Fortunately, most quality hot tubs can withstand several days without power. In this scenario though, it is important to just leave the unit alone. Look, you know you have no electric, so leave the cover on. Every time you remove it to check, you lose a little heat.
But what about an extended power outage? That can be very problematic, and depending on the manufacturer, your safe window may vary greatly. Years ago, I lost power for seventy-two hours and the outdoor temperature was in the low ‘teens. When power was restored, the water temperature in my hot tub had dropped from 102° to 73°. My neighbor had more of an economy-line unit and his fell to 52°. My personal recommendation is to call the store where you purchased your hot tub for their guidance.
“The power is back on!”
“I’ve had enough of winter. I’ll just drain it.”
Problem solved…right? Not necessarily. Sure, it’s easy to drain the visible water from a hot tub. Just hook a hose to the external drain line (if you have one) and let gravity do the work.
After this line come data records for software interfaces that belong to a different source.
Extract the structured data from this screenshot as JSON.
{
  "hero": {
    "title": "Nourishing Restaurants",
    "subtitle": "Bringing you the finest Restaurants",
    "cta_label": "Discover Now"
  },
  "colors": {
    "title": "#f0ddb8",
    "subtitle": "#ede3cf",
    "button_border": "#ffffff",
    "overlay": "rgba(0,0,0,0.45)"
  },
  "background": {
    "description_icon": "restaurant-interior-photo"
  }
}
You can also use a small electric drain pump or start a manual syphon. After an hour or so, your tub is drained. Unfortunately, that’s not good enough. You also must get rid of the water hidden from view in the plumbing and pump housing. Again, gravity plays its part and water will find the lowest point. That will be below the tub’s shell.
Using a shop vac, hold the nozzle over each jet or port and suck water out of the lines. Suction each jet, then for good measure, repeat the process. Still, that’s not enough. There may be water in the wet end of the motor. This is the rigid plastic end that houses the impeller. Look for drain plugs and then remove them. Vac out any remaining water, then leave the plugs out. I’d place them in a plastic baggie then put them on a seat inside the hot tub.
The cover is also part of the hot tub.
Many people forget to latch their cover down. Winter’s winds can easily flip the cover off so secure it to avoid massive heat and water loss. Then there is snow to deal with. Mistake number one is trying to clear it with a snow shovel or your car’s ice scraper. Whether metal or plastic, these get scarred and chipped and will rip a cover to shreds. Instead, use a soft bristled broom. Even better, if you have a battery or gas-operated snow blower, use it.
As moisture collects on the hot tub’s lip, a cover will sometimes freeze to the hot tub. Not a biggie. Don’t yank on it with the handles as they may rip off the cover. Just gently work it until it pops free.
Stay alert to strange sounds coming from underneath the unit.
Most people are familiar with Murphy’s Law of “Whatever can go wrong, will.” This seems to be even more applicable during the winter months. At least that’s been my experience. If you hear louder than normal noise coming from the motor, call us if it is one of our units. If not, call your local servicing agent. It could be that motor bearings have started to fail. This can ultimately result in leakage at the motor and the complete shutdown of the system. Don’t wait for warmer days. Get it fixed before it becomes a much bigger problem.
If you use your hot tub a lot during the winter, you’ll know if you have an issue. If you use it sparingly or not at all, you need to check it every two or three days. If you lose power, don’t panic. You’ve probably got a safety window of several days, but when in doubt, call. Lastly, if you decide to winterize it for the duration of the season, I recommend you have it professionally done. If you are not confident in your ability to properly winterize your Eastgate Pools hot tub, we can help. Call our service department at 513-528-8878 and schedule a winterization.